New York Times journalists talk terrorism at Ohio State event
Published: Thursday, February 7, 2013
Updated: Saturday, February 9, 2013 18:02
America needs to customize its counter-terrorism efforts by embracing new technologies, said two New York Times journalists.
The New York Times’ terrorism correspondent Eric Schmitt and Pentagon correspondent Thomas Shanker talked to more than 60 people on their book, “Counterstrike: The Untold Story of America’s Secret Campaign Against Al-Qaeda,” Thursday afternoon at the Mershon Center for International Security Studies.
In order to deal with al-Qaida effectively, America needs to better understand the terrorist organization, especially what it can and cannot do, Schmitt said. It is inevitable that America will suffer another terrorist attack, he said, so America needs to build up its physiological resilience as its allies have through national discussion.
“We will be hit again, there will be another terrorist attack,” Schmitt said. “This threat is out there and it’s not just the threat of a mass casualty attack, as on 9/11, it’s the kind of attack against the western economy.”
"Counterstrike" seeks to spark that discussion through its culmination of 10 years of reporting and research that show a balanced representation of governmental successes and failures, Shanker said.
The book focuses on how the U.S. mentality toward al-Qaida has shifted from the organization being a group that's difficult to understand to one with a corporate model.
“You have leadership, you have financiers, you have your salesmen, you have your PR department, you even have an HR department,” Shanker said. “When you think of al-Qaida, think of it as 'al-Qaida Inc.'”

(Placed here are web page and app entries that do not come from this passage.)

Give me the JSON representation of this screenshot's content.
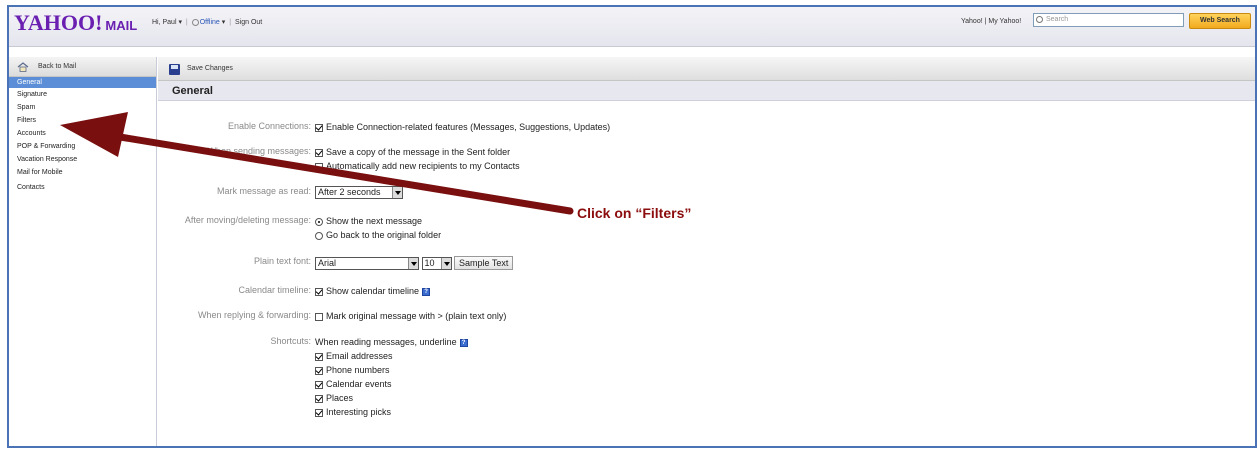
{
  "header": {
    "logo_main": "YAHOO!",
    "logo_suffix": "MAIL",
    "greeting": "Hi, Paul",
    "status": "Offline",
    "sign_out": "Sign Out",
    "links": "Yahoo! | My Yahoo!",
    "search_placeholder": "Search",
    "web_search": "Web Search"
  },
  "sidebar": {
    "back_label": "Back to Mail",
    "items": [
      {
        "label": "General",
        "active": true
      },
      {
        "label": "Signature"
      },
      {
        "label": "Spam"
      },
      {
        "label": "Filters"
      },
      {
        "label": "Accounts"
      },
      {
        "label": "POP & Forwarding"
      },
      {
        "label": "Vacation Response"
      },
      {
        "label": "Mail for Mobile"
      },
      {
        "label": "Contacts"
      }
    ]
  },
  "toolbar": {
    "save_label": "Save Changes"
  },
  "section": {
    "title": "General"
  },
  "settings": {
    "connections": {
      "label": "Enable Connections:",
      "option": "Enable Connection-related features (Messages, Suggestions, Updates)",
      "checked": true
    },
    "sending": {
      "label": "When sending messages:",
      "save_copy": "Save a copy of the message in the Sent folder",
      "auto_add": "Automatically add new recipients to my Contacts"
    },
    "mark_read": {
      "label": "Mark message as read:",
      "value": "After 2 seconds"
    },
    "after_move": {
      "label": "After moving/deleting message:",
      "opt_next": "Show the next message",
      "opt_back": "Go back to the original folder"
    },
    "font": {
      "label": "Plain text font:",
      "family": "Arial",
      "size": "10",
      "sample": "Sample Text"
    },
    "calendar": {
      "label": "Calendar timeline:",
      "option": "Show calendar timeline"
    },
    "replying": {
      "label": "When replying & forwarding:",
      "option": "Mark original message with > (plain text only)"
    },
    "shortcuts": {
      "label": "Shortcuts:",
      "intro": "When reading messages, underline",
      "items": [
        "Email addresses",
        "Phone numbers",
        "Calendar events",
        "Places",
        "Interesting picks"
      ]
    }
  },
  "annotation": {
    "text": "Click on “Filters”",
    "color": "#8b0d0d"
  }
}
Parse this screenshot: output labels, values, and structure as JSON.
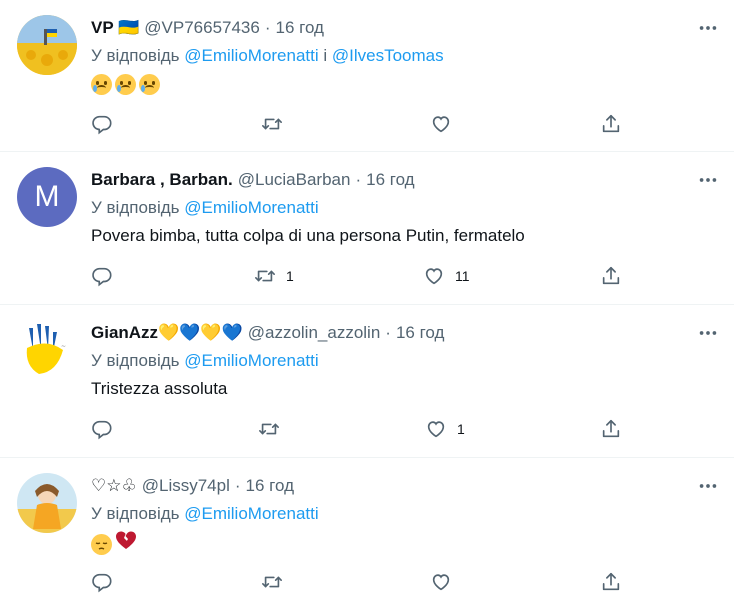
{
  "tweets": [
    {
      "name": "VP 🇺🇦",
      "handle": "@VP76657436",
      "time": "16 год",
      "reply_prefix": "У відповідь",
      "mention1": "@EmilioMorenatti",
      "reply_join": "і",
      "mention2": "@IlvesToomas",
      "text": "",
      "retweets": "",
      "likes": ""
    },
    {
      "name": "Barbara , Barban.",
      "handle": "@LuciaBarban",
      "time": "16 год",
      "reply_prefix": "У відповідь",
      "mention1": "@EmilioMorenatti",
      "text": "Povera bimba, tutta colpa di una persona Putin, fermatelo",
      "avatar_letter": "M",
      "retweets": "1",
      "likes": "11"
    },
    {
      "name": "GianAzz💛💙💛💙",
      "handle": "@azzolin_azzolin",
      "time": "16 год",
      "reply_prefix": "У відповідь",
      "mention1": "@EmilioMorenatti",
      "text": "Tristezza assoluta",
      "retweets": "",
      "likes": "1"
    },
    {
      "name": "♡☆♧",
      "handle": "@Lissy74pl",
      "time": "16 год",
      "reply_prefix": "У відповідь",
      "mention1": "@EmilioMorenatti",
      "text": "",
      "retweets": "",
      "likes": ""
    }
  ],
  "icons": {
    "more": "more-icon",
    "reply": "reply-icon",
    "retweet": "retweet-icon",
    "like": "like-icon",
    "share": "share-icon"
  },
  "colors": {
    "accent": "#1d9bf0",
    "secondary_text": "#536471",
    "avatar_purple": "#5c6bc0"
  }
}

While the idea of what al-Qaida is has changed, so have the places in which al-Qaida functions. The Internet has become a place where America needs to exercise counter-terrorism, as it has become a platform for al-Qaida to raise money, recruit, give guidance and command terrorists, Shanker said.
“What’s good though for this country is that cyber-expertise is rather phenomenal, and even though the terrorists are getting into all kinds of ... encryption codes and all of that, almost all of them (can be cracked),” Shanker said. “The problem is the rules of engagement in cyberspace are basically where the U.S. (was) with nuclear strategy was in the late ‘40s and early ‘50s. Everyone is aware of the power of this new weapon, but how to use it?”

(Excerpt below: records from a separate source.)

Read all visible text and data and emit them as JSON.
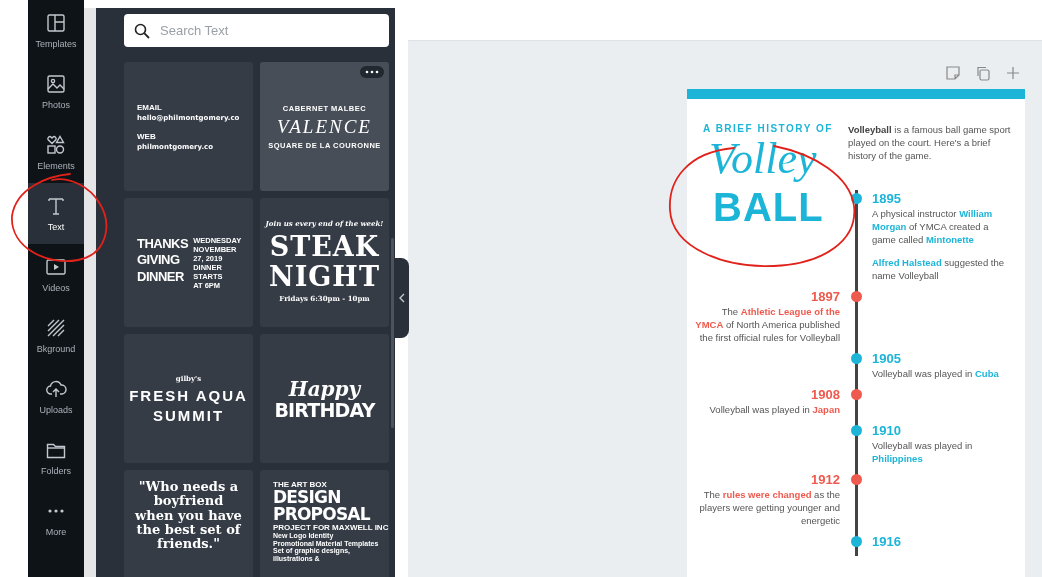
{
  "sidebar": {
    "items": [
      {
        "label": "Templates",
        "selected": false
      },
      {
        "label": "Photos",
        "selected": false
      },
      {
        "label": "Elements",
        "selected": false
      },
      {
        "label": "Text",
        "selected": true
      },
      {
        "label": "Videos",
        "selected": false
      },
      {
        "label": "Bkground",
        "selected": false
      },
      {
        "label": "Uploads",
        "selected": false
      },
      {
        "label": "Folders",
        "selected": false
      },
      {
        "label": "More",
        "selected": false
      }
    ]
  },
  "text_panel": {
    "search": {
      "placeholder": "Search Text"
    },
    "cards": [
      {
        "kind": "left",
        "hovered": false,
        "blocks": [
          [
            {
              "text": "EMAIL",
              "kind": "label"
            },
            {
              "text": "hello@philmontgomery.co",
              "kind": "small"
            }
          ],
          [
            {
              "text": "WEB",
              "kind": "label"
            },
            {
              "text": "philmontgomery.co",
              "kind": "small"
            }
          ]
        ]
      },
      {
        "kind": "center",
        "hovered": true,
        "blocks": [
          [
            {
              "text": "CABERNET MALBEC",
              "kind": "tiny"
            },
            {
              "text": "VALENCE",
              "kind": "serif-italic"
            },
            {
              "text": "SQUARE DE LA COURONNE",
              "kind": "tiny"
            }
          ]
        ]
      },
      {
        "kind": "split",
        "hovered": false,
        "blocks": [
          [
            {
              "text": "THANKS",
              "kind": "condensed"
            },
            {
              "text": "GIVING",
              "kind": "condensed"
            },
            {
              "text": "DINNER",
              "kind": "condensed"
            }
          ],
          [
            {
              "text": "WEDNESDAY",
              "kind": "tiny"
            },
            {
              "text": "NOVEMBER 27, 2019",
              "kind": "tiny"
            },
            {
              "text": "DINNER STARTS",
              "kind": "tiny"
            },
            {
              "text": "AT 6PM",
              "kind": "tiny"
            }
          ]
        ]
      },
      {
        "kind": "center",
        "hovered": false,
        "blocks": [
          [
            {
              "text": "Join us every end of the week!",
              "kind": "script-small"
            },
            {
              "text": "STEAK",
              "kind": "slab"
            },
            {
              "text": "NIGHT",
              "kind": "slab"
            },
            {
              "text": "Fridays 6:30pm - 10pm",
              "kind": "serif-small"
            }
          ]
        ]
      },
      {
        "kind": "center",
        "hovered": false,
        "blocks": [
          [
            {
              "text": "gilby's",
              "kind": "serif-small"
            },
            {
              "text": "FRESH AQUA",
              "kind": "spaced"
            },
            {
              "text": "SUMMIT",
              "kind": "spaced"
            }
          ]
        ]
      },
      {
        "kind": "center",
        "hovered": false,
        "blocks": [
          [
            {
              "text": "Happy",
              "kind": "script"
            },
            {
              "text": "BIRTHDAY",
              "kind": "heavy"
            }
          ]
        ]
      },
      {
        "kind": "center",
        "hovered": false,
        "blocks": [
          [
            {
              "text": "\"Who needs a boyfriend when you have the best set of friends.\"",
              "kind": "quote"
            }
          ]
        ]
      },
      {
        "kind": "left",
        "hovered": false,
        "blocks": [
          [
            {
              "text": "THE ART BOX",
              "kind": "label"
            },
            {
              "text": "DESIGN",
              "kind": "heavy"
            },
            {
              "text": "PROPOSAL",
              "kind": "heavy"
            },
            {
              "text": "PROJECT FOR MAXWELL INC",
              "kind": "label"
            },
            {
              "text": "New Logo Identity",
              "kind": "tiny-left"
            },
            {
              "text": "Promotional Material Templates",
              "kind": "tiny-left"
            },
            {
              "text": "Set of graphic designs, illustrations &",
              "kind": "tiny-left"
            }
          ]
        ]
      }
    ]
  },
  "document": {
    "kicker": "A BRIEF HISTORY OF",
    "script_title": "Volley",
    "title": "BALL",
    "intro": "**Volleyball** is a famous ball game sport played on the court. Here's a brief history of the game.",
    "events": [
      {
        "year": "1895",
        "kind": "right",
        "color": "#1cb5d8",
        "paragraphs": [
          "A physical instructor **William Morgan** of YMCA created a game called **Mintonette**",
          "**Alfred Halstead** suggested the name Volleyball"
        ]
      },
      {
        "year": "1897",
        "kind": "left",
        "color": "#ef5a4e",
        "paragraphs": [
          "The **Athletic League of the YMCA** of North America published the first official rules for Volleyball"
        ]
      },
      {
        "year": "1905",
        "kind": "right",
        "color": "#1cb5d8",
        "paragraphs": [
          "Volleyball was played in **Cuba**"
        ]
      },
      {
        "year": "1908",
        "kind": "left",
        "color": "#ef5a4e",
        "paragraphs": [
          "Volleyball was played in **Japan**"
        ]
      },
      {
        "year": "1910",
        "kind": "right",
        "color": "#1cb5d8",
        "paragraphs": [
          "Volleyball was played in **Philippines**"
        ]
      },
      {
        "year": "1912",
        "kind": "left",
        "color": "#ef5a4e",
        "paragraphs": [
          "The **rules were changed** as the players were getting younger and energetic"
        ]
      },
      {
        "year": "1916",
        "kind": "right",
        "color": "#1cb5d8"
      }
    ]
  }
}
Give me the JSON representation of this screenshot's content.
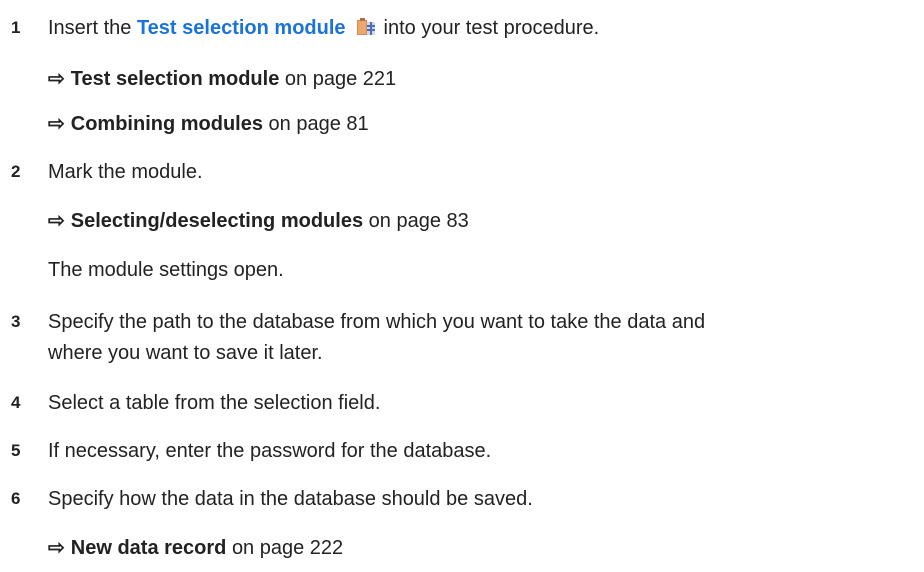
{
  "steps": [
    {
      "number": "1",
      "before": "Insert the",
      "link": "Test selection module",
      "after": "into your test procedure.",
      "icon": "module-icon",
      "refs": [
        {
          "title": "Test selection module",
          "suffix": "on page 221"
        },
        {
          "title": "Combining modules",
          "suffix": "on page 81"
        }
      ]
    },
    {
      "number": "2",
      "text": "Mark the module.",
      "refs": [
        {
          "title": "Selecting/deselecting modules",
          "suffix": "on page 83"
        }
      ],
      "note": "The module settings open."
    },
    {
      "number": "3",
      "text_line1": "Specify the path to the database from which you want to take the data and",
      "text_line2": "where you want to save it later."
    },
    {
      "number": "4",
      "text": "Select a table from the selection field."
    },
    {
      "number": "5",
      "text": "If necessary, enter the password for the database."
    },
    {
      "number": "6",
      "text": "Specify how the data in the database should be saved.",
      "refs": [
        {
          "title": "New data record",
          "suffix": "on page 222"
        }
      ]
    }
  ],
  "arrow_symbol": "⇨"
}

Since the terrorist attack on 9/11, the U.S. has moved from a mindset of “kill-capture” to a “whole-of-government” approach by incorporating the U.S. Department of State, the FBI and the U.S. Department of the Treasury, each playing a specific and vital role in counter-terrorism. The book chronicles this transition, Schmitt said.
Some students said the talk was interesting to hear about how America strategically handles terrorism.
“(The idea that) we don’t really have a set strategy, a cohesive strategy across the board on how to deal with terrorism was really, really interesting to hear about and to address,” said Peter Marzalik a third-year in international studies and Russian.